The portrait...and the subject

The portrait...and the subject

 “….I have nothing of him..not even a photo …”   -- The Titanic byJ. Cameron

If you could ask a thousand people what a portrait is we would certainly have an endless series of “explanations”. That is a foregone conclusion.
But only a great, very great Photographer, such as Richard Avenon
(1923-2004) has given it a didactic definition: “…a portrait is a photo of a person who knows he is getting photographed..”


At the same time you have Ethics and Techniques. Lapidary. Now,
without entering for your fortune in things that have become outdated such as portraits, portraits of light, times and useful diaphrams ( all things that a photographer took not in the ‘800, but at the beginning of this
century, who would have said it? – had to keep in mind)still remains the famous “why” however,, don’t forget, justifies your “how”.


Fortunately however those rules no longer exist even though a resistent minority insists on respecting them. We must howevere, in order to simplify the argument, separate the Portrait’s matter of contention into two sections: subject and photographer.


We remove the matter of contention by saying that there are hundreds of interpretations on the psicology of those being photographed which demonstrate, even scientifically, the..operative difficulty. It is difficult for the subject to become an object, not the fault of who is getting portrayed ( though very often ) but of their insecurity on how they appear.


On how the others see us, on who will see us and more uncertainties make us for most of the time appear empty and anonymous validates the mantra of the photographer which is   “ the picture isn’t good because I know
I’m getting photographed, take a picture when I’m not looking
” Easy isn’t it?


Since the look is the soul’s’s true that today in a world of “people”.. “all officiants following the rite of self-certification of their own existence … “as a network “..all faithfull followers of religious appearance, spiritual discipline amongs the most demanding, which foresees an authentic mystical state,..” ( Gianni Biondillo – con la morte nel Cuore), to stand os someone’s camera, releases the atavistic spring in us, which reminds us that native American who used to think that the photographer could capture their souls whilst taking a picture.


Even today, when you have to pose for something more than a selfie ( maybe with your heart shaped lips turned at the phone) all of us, men and women, have a real panic attack. An interior more or less concealed.


The ball is then passes to the photographer, portraising in this case, that knows why and how ( less important “how” I say with tears in my eyes) and who can make the subject overcome their uncertaincies which could be be confused with not being photogenic (?) in front of the definitive product.


In books relating to the History of Photography one reads about the frustrations of one of the biggest creator of this extraordinary “technicians”, Nadar, when some of his clients recognized themselves in portraits…that weren’t theirs.


While the Big Inventor (50%) Daguerre narrated with enthusiasm how one of his client,a gentleman, used to leave home without not adjusting his tie ..before his own daguerreotype(!). Leonardo Da Vinci, whose artistic capacity (and not only)no one doubted , wrote: "one doesn’t paint
physical characters, one paints what’s in your mind
”, 500 years ahead of the actual tendency.
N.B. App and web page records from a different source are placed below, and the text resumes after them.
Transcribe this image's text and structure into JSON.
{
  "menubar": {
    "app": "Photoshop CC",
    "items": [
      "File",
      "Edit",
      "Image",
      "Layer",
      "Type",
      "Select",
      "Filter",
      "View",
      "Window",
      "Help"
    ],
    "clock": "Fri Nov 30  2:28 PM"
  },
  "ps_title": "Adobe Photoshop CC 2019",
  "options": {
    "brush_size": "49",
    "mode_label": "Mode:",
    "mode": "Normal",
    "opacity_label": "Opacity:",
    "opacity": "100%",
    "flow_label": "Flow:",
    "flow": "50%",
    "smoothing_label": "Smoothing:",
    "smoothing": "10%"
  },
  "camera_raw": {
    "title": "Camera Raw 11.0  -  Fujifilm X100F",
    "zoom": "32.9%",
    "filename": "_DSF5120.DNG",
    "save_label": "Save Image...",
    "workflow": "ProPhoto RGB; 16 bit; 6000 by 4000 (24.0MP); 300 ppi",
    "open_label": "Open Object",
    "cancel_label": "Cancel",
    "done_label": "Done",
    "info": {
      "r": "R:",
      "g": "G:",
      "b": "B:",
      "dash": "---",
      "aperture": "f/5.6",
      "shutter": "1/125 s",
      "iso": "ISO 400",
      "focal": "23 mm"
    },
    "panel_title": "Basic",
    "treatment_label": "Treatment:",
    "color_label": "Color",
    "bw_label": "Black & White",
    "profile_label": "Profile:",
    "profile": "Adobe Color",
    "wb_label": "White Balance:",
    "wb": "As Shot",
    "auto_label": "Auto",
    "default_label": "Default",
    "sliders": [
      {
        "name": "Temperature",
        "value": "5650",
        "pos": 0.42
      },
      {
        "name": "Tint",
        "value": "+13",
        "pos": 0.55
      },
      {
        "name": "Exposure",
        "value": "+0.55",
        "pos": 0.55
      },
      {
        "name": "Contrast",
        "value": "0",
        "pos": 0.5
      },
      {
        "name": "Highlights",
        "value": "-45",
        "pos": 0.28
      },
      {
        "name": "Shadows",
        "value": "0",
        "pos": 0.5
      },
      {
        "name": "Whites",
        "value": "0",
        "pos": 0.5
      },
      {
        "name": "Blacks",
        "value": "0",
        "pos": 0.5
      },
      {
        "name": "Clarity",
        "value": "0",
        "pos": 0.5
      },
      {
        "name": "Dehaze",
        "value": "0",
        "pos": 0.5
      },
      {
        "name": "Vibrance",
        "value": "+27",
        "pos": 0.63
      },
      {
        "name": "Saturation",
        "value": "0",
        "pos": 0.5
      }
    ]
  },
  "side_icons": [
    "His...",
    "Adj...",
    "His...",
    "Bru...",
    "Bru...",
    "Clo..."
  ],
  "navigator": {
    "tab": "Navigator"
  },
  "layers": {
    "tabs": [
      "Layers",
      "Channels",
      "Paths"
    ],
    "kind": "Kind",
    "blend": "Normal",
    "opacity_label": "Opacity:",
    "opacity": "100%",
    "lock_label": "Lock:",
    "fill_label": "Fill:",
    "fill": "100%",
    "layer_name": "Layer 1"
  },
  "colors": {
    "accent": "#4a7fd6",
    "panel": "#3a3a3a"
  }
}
In fact, there being no doubts whatsoever on similarity, given the monstrous potential regarding reproduction of the
typical reality of digital photos, by now a diffused opinion (intellectual), that today portrait value derives, almost totally, from the photographer’s final result , capacity and sensitivity.


In fact, whilst portraits from the beginning of photography were “ largely used by the industrial middle class who, as new leading class in France could not but entrust the ritualization (portrait) of their own social standing to technical means, to a “machine”, even transferring
the operator’s ability to the machine which copied, almost naturally and autonomously, the light ( in fact Disder, one of the first to industrialize passport size photos on a large scale, business cards, became a
millionaire in a very short time) that today the portrait is received as “verification of one’s daily nature or proof of identity in particular or cusomary places”.
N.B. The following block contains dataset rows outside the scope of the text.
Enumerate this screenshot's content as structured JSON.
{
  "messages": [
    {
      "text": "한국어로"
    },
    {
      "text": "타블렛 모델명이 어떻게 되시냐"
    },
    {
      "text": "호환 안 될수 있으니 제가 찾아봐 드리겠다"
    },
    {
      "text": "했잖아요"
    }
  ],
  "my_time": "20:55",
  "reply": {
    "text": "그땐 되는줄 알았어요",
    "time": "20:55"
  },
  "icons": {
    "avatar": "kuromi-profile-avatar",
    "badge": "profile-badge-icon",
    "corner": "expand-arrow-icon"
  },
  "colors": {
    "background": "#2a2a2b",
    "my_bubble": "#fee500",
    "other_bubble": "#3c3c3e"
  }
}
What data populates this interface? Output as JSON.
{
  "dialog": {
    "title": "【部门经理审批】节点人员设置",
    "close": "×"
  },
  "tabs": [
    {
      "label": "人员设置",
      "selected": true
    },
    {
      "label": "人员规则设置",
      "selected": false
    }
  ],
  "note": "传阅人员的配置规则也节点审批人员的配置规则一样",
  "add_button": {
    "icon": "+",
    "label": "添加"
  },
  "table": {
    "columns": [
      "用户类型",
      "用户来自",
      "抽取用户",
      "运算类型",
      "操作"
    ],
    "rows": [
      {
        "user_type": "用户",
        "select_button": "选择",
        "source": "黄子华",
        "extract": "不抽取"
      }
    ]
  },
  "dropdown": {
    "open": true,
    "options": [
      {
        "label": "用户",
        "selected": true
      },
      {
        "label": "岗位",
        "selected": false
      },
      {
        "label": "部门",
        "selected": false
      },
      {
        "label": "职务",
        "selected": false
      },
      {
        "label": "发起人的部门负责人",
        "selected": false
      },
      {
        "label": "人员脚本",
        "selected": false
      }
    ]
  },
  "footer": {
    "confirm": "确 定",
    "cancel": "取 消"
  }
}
In fact, despite a couple of centuries, truly revolutionary, on the communication aspect, remains unoved even today, the desire to appear, to be. Human nature hasn’t change and man are still interested and,
above all, in himself and all that belongs to him.


Even if “..the nature that talks to a camera is a different nature to the one who talks to the eye; especially different for this, that in place of
a space elaborated consciously by man, there is a space elaborated unconsciously
…” W. Bejamin L’Opera d’arte nell’epoca della sua riproducibiltà tecnica” PBE.


Which solution then, in light of all this, can make a succesfull creation of a portrait ( in a satisfactory way, attractive, communicating) ? The project.


The real relationship with the subject. To escape from the usual clichet of the beautiful photo (all camera’s now take beautiful pictures) for something that small cameras could never have. The heart. The mind. The soul. Behold the winning ingredient.


Portrait in 2014:  always less representation and more self-portraits ? 

Till next time with the "Portrait" of the landscape.   Pico de Paperis
(aka Gigi Lusini)


Reccommended readings on the subject “portrait”

Gilardi – “Wanted” ed. Mazzetta

R. Barthes – “La Chambre Claire” ed. Gli Struzzi

Elio Grazioli “The Body and Human Figure in Photography” ed. B. Mondadori